(Data for this task)

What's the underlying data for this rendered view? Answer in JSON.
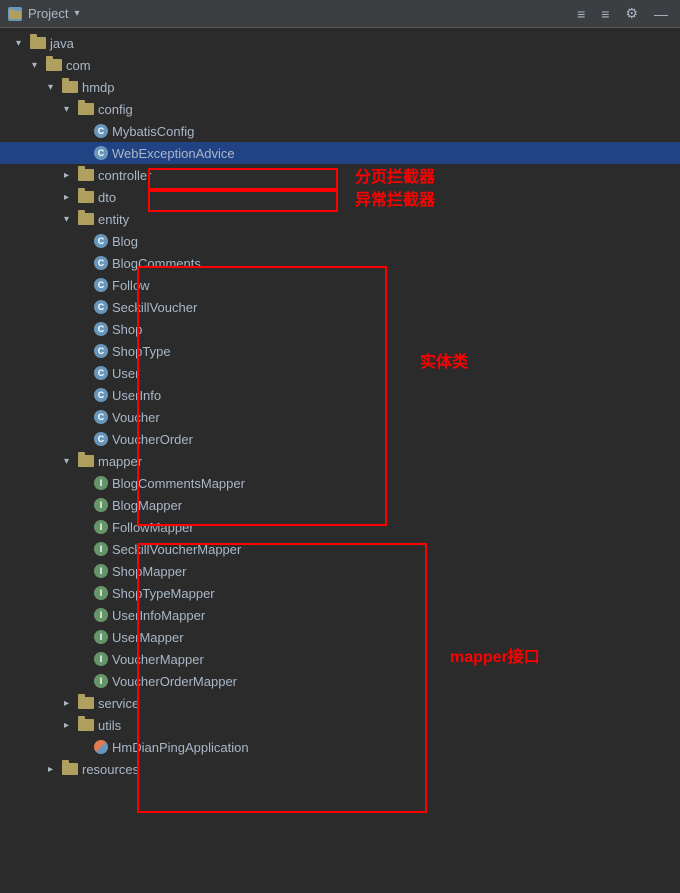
{
  "titleBar": {
    "title": "Project",
    "icons": [
      "≡",
      "≡",
      "⚙",
      "—"
    ]
  },
  "tree": {
    "items": [
      {
        "id": "java",
        "level": 1,
        "type": "folder",
        "label": "java",
        "open": true
      },
      {
        "id": "com",
        "level": 2,
        "type": "folder",
        "label": "com",
        "open": true
      },
      {
        "id": "hmdp",
        "level": 3,
        "type": "folder",
        "label": "hmdp",
        "open": true
      },
      {
        "id": "config",
        "level": 4,
        "type": "folder",
        "label": "config",
        "open": true
      },
      {
        "id": "MybatisConfig",
        "level": 5,
        "type": "class",
        "label": "MybatisConfig",
        "selected": false
      },
      {
        "id": "WebExceptionAdvice",
        "level": 5,
        "type": "class",
        "label": "WebExceptionAdvice",
        "selected": true
      },
      {
        "id": "controller",
        "level": 4,
        "type": "folder",
        "label": "controller",
        "open": false
      },
      {
        "id": "dto",
        "level": 4,
        "type": "folder",
        "label": "dto",
        "open": false
      },
      {
        "id": "entity",
        "level": 4,
        "type": "folder",
        "label": "entity",
        "open": true
      },
      {
        "id": "Blog",
        "level": 5,
        "type": "class",
        "label": "Blog"
      },
      {
        "id": "BlogComments",
        "level": 5,
        "type": "class",
        "label": "BlogComments"
      },
      {
        "id": "Follow",
        "level": 5,
        "type": "class",
        "label": "Follow"
      },
      {
        "id": "SeckillVoucher",
        "level": 5,
        "type": "class",
        "label": "SeckillVoucher"
      },
      {
        "id": "Shop",
        "level": 5,
        "type": "class",
        "label": "Shop"
      },
      {
        "id": "ShopType",
        "level": 5,
        "type": "class",
        "label": "ShopType"
      },
      {
        "id": "User",
        "level": 5,
        "type": "class",
        "label": "User"
      },
      {
        "id": "UserInfo",
        "level": 5,
        "type": "class",
        "label": "UserInfo"
      },
      {
        "id": "Voucher",
        "level": 5,
        "type": "class",
        "label": "Voucher"
      },
      {
        "id": "VoucherOrder",
        "level": 5,
        "type": "class",
        "label": "VoucherOrder"
      },
      {
        "id": "mapper",
        "level": 4,
        "type": "folder",
        "label": "mapper",
        "open": true
      },
      {
        "id": "BlogCommentsMapper",
        "level": 5,
        "type": "interface",
        "label": "BlogCommentsMapper"
      },
      {
        "id": "BlogMapper",
        "level": 5,
        "type": "interface",
        "label": "BlogMapper"
      },
      {
        "id": "FollowMapper",
        "level": 5,
        "type": "interface",
        "label": "FollowMapper"
      },
      {
        "id": "SeckillVoucherMapper",
        "level": 5,
        "type": "interface",
        "label": "SeckillVoucherMapper"
      },
      {
        "id": "ShopMapper",
        "level": 5,
        "type": "interface",
        "label": "ShopMapper"
      },
      {
        "id": "ShopTypeMapper",
        "level": 5,
        "type": "interface",
        "label": "ShopTypeMapper"
      },
      {
        "id": "UserInfoMapper",
        "level": 5,
        "type": "interface",
        "label": "UserInfoMapper"
      },
      {
        "id": "UserMapper",
        "level": 5,
        "type": "interface",
        "label": "UserMapper"
      },
      {
        "id": "VoucherMapper",
        "level": 5,
        "type": "interface",
        "label": "VoucherMapper"
      },
      {
        "id": "VoucherOrderMapper",
        "level": 5,
        "type": "interface",
        "label": "VoucherOrderMapper"
      },
      {
        "id": "service",
        "level": 4,
        "type": "folder",
        "label": "service",
        "open": false
      },
      {
        "id": "utils",
        "level": 4,
        "type": "folder",
        "label": "utils",
        "open": false
      },
      {
        "id": "HmDianPingApplication",
        "level": 5,
        "type": "app",
        "label": "HmDianPingApplication"
      },
      {
        "id": "resources",
        "level": 3,
        "type": "folder",
        "label": "resources",
        "open": false
      }
    ],
    "annotations": [
      {
        "id": "ann-mybatis",
        "label": "分页拦截器",
        "boxTop": 140,
        "boxLeft": 148,
        "boxWidth": 190,
        "boxHeight": 22,
        "labelTop": 135,
        "labelLeft": 355
      },
      {
        "id": "ann-webex",
        "label": "异常拦截器",
        "boxTop": 162,
        "boxLeft": 148,
        "boxWidth": 190,
        "boxHeight": 22,
        "labelTop": 158,
        "labelLeft": 355
      },
      {
        "id": "ann-entity",
        "label": "实体类",
        "boxTop": 238,
        "boxLeft": 137,
        "boxWidth": 250,
        "boxHeight": 260,
        "labelTop": 320,
        "labelLeft": 420
      },
      {
        "id": "ann-mapper",
        "label": "mapper接口",
        "boxTop": 515,
        "boxLeft": 137,
        "boxWidth": 290,
        "boxHeight": 270,
        "labelTop": 615,
        "labelLeft": 450
      }
    ]
  }
}
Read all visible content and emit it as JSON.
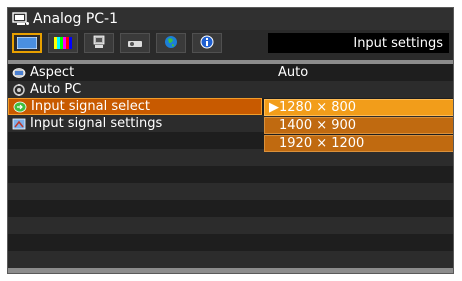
{
  "window": {
    "title": "Analog PC-1",
    "title_icon": "input-connector-icon"
  },
  "tabs": {
    "items": [
      {
        "icon": "picture-icon",
        "active": true
      },
      {
        "icon": "color-bars-icon",
        "active": false
      },
      {
        "icon": "settings-icon",
        "active": false
      },
      {
        "icon": "projector-icon",
        "active": false
      },
      {
        "icon": "globe-icon",
        "active": false
      },
      {
        "icon": "info-icon",
        "active": false
      }
    ],
    "current_title": "Input settings"
  },
  "menu": {
    "items": [
      {
        "label": "Aspect",
        "value": "Auto",
        "icon": "aspect-icon"
      },
      {
        "label": "Auto PC",
        "value": "",
        "icon": "auto-pc-icon"
      },
      {
        "label": "Input signal select",
        "value": "",
        "icon": "input-signal-icon",
        "selected": true
      },
      {
        "label": "Input signal settings",
        "value": "",
        "icon": "signal-settings-icon"
      }
    ]
  },
  "signal_options": {
    "items": [
      "1280 × 800",
      "1400 × 900",
      "1920 × 1200"
    ],
    "current_marker": "▶"
  },
  "colors": {
    "accent": "#f29d1a",
    "highlight": "#c85a00",
    "panel": "#1e1e1e"
  }
}
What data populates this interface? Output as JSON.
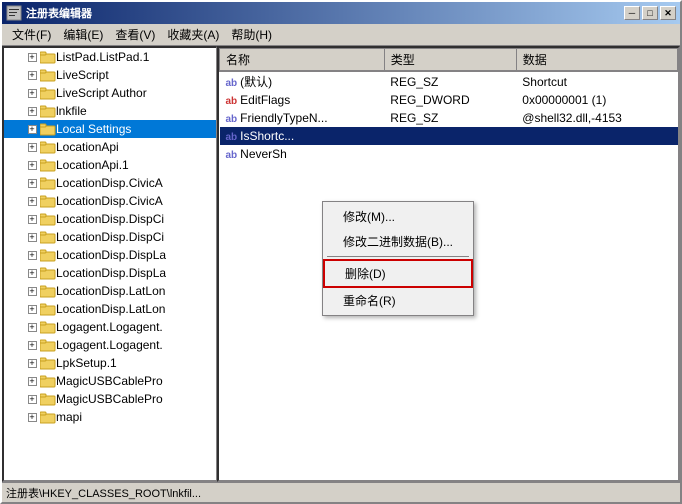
{
  "window": {
    "title": "注册表编辑器",
    "minimize_label": "─",
    "maximize_label": "□",
    "close_label": "✕"
  },
  "menubar": {
    "items": [
      {
        "label": "文件(F)"
      },
      {
        "label": "编辑(E)"
      },
      {
        "label": "查看(V)"
      },
      {
        "label": "收藏夹(A)"
      },
      {
        "label": "帮助(H)"
      }
    ]
  },
  "tree": {
    "items": [
      {
        "label": "ListPad.ListPad.1",
        "indent": 1,
        "expanded": false
      },
      {
        "label": "LiveScript",
        "indent": 1,
        "expanded": false
      },
      {
        "label": "LiveScript Author",
        "indent": 1,
        "expanded": false
      },
      {
        "label": "lnkfile",
        "indent": 1,
        "expanded": false
      },
      {
        "label": "Local Settings",
        "indent": 1,
        "expanded": false,
        "selected": true
      },
      {
        "label": "LocationApi",
        "indent": 1,
        "expanded": false
      },
      {
        "label": "LocationApi.1",
        "indent": 1,
        "expanded": false
      },
      {
        "label": "LocationDisp.CivicA",
        "indent": 1,
        "expanded": false
      },
      {
        "label": "LocationDisp.CivicA",
        "indent": 1,
        "expanded": false
      },
      {
        "label": "LocationDisp.DispCi",
        "indent": 1,
        "expanded": false
      },
      {
        "label": "LocationDisp.DispCi",
        "indent": 1,
        "expanded": false
      },
      {
        "label": "LocationDisp.DispLa",
        "indent": 1,
        "expanded": false
      },
      {
        "label": "LocationDisp.DispLa",
        "indent": 1,
        "expanded": false
      },
      {
        "label": "LocationDisp.LatLon",
        "indent": 1,
        "expanded": false
      },
      {
        "label": "LocationDisp.LatLon",
        "indent": 1,
        "expanded": false
      },
      {
        "label": "Logagent.Logagent.",
        "indent": 1,
        "expanded": false
      },
      {
        "label": "Logagent.Logagent.",
        "indent": 1,
        "expanded": false
      },
      {
        "label": "LpkSetup.1",
        "indent": 1,
        "expanded": false
      },
      {
        "label": "MagicUSBCablePro",
        "indent": 1,
        "expanded": false
      },
      {
        "label": "MagicUSBCablePro",
        "indent": 1,
        "expanded": false
      },
      {
        "label": "mapi",
        "indent": 1,
        "expanded": false
      }
    ]
  },
  "table": {
    "columns": [
      "名称",
      "类型",
      "数据"
    ],
    "rows": [
      {
        "icon": "ab",
        "icon_type": "normal",
        "name": "(默认)",
        "type": "REG_SZ",
        "data": "Shortcut"
      },
      {
        "icon": "ab",
        "icon_type": "dword",
        "name": "EditFlags",
        "type": "REG_DWORD",
        "data": "0x00000001 (1)"
      },
      {
        "icon": "ab",
        "icon_type": "normal",
        "name": "FriendlyTypeN...",
        "type": "REG_SZ",
        "data": "@shell32.dll,-4153"
      },
      {
        "icon": "ab",
        "icon_type": "normal",
        "name": "IsShortc...",
        "type": "",
        "data": "",
        "selected": true
      },
      {
        "icon": "ab",
        "icon_type": "normal",
        "name": "NeverSh",
        "type": "",
        "data": ""
      }
    ]
  },
  "context_menu": {
    "items": [
      {
        "label": "修改(M)...",
        "type": "normal"
      },
      {
        "label": "修改二进制数据(B)...",
        "type": "normal"
      },
      {
        "separator": true
      },
      {
        "label": "删除(D)",
        "type": "delete"
      },
      {
        "label": "重命名(R)",
        "type": "normal"
      }
    ]
  },
  "status_bar": {
    "text": "注册表\\HKEY_CLASSES_ROOT\\lnkfil..."
  }
}
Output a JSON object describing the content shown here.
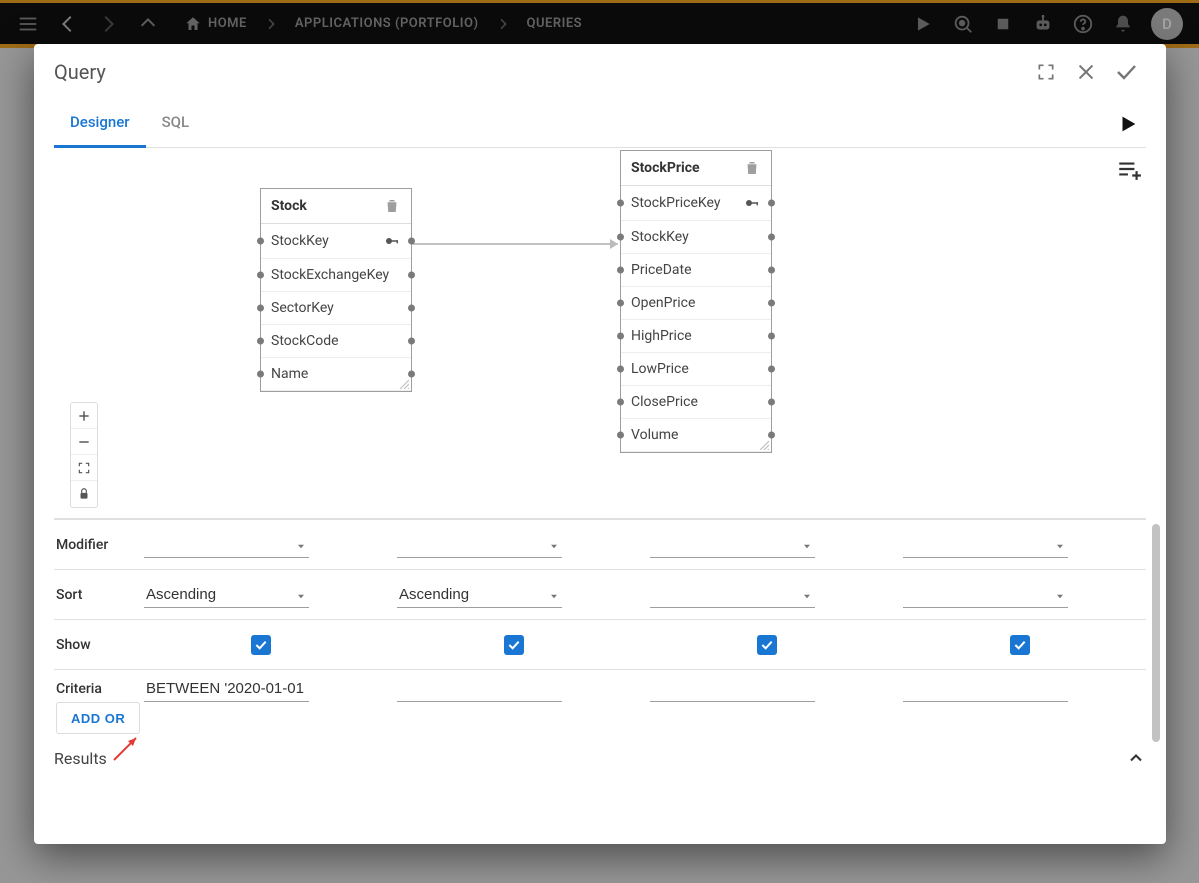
{
  "toolbar": {
    "breadcrumbs": [
      "HOME",
      "APPLICATIONS (PORTFOLIO)",
      "QUERIES"
    ],
    "avatar_initial": "D"
  },
  "modal": {
    "title": "Query",
    "tabs": {
      "designer": "Designer",
      "sql": "SQL"
    }
  },
  "designer": {
    "tables": {
      "stock": {
        "name": "Stock",
        "fields": [
          "StockKey",
          "StockExchangeKey",
          "SectorKey",
          "StockCode",
          "Name"
        ],
        "key_field_index": 0
      },
      "stockprice": {
        "name": "StockPrice",
        "fields": [
          "StockPriceKey",
          "StockKey",
          "PriceDate",
          "OpenPrice",
          "HighPrice",
          "LowPrice",
          "ClosePrice",
          "Volume"
        ],
        "key_field_index": 0
      }
    }
  },
  "grid": {
    "labels": {
      "modifier": "Modifier",
      "sort": "Sort",
      "show": "Show",
      "criteria": "Criteria"
    },
    "columns": [
      {
        "modifier": "",
        "sort": "Ascending",
        "show": true,
        "criteria": "BETWEEN '2020-01-01"
      },
      {
        "modifier": "",
        "sort": "Ascending",
        "show": true,
        "criteria": ""
      },
      {
        "modifier": "",
        "sort": "",
        "show": true,
        "criteria": ""
      },
      {
        "modifier": "",
        "sort": "",
        "show": true,
        "criteria": ""
      }
    ],
    "add_or_label": "ADD OR"
  },
  "results_label": "Results"
}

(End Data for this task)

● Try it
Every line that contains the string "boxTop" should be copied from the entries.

● Exercise answer
        "boxTop": 140,
        "boxTop": 162,
        "boxTop": 238,
        "boxTop": 515,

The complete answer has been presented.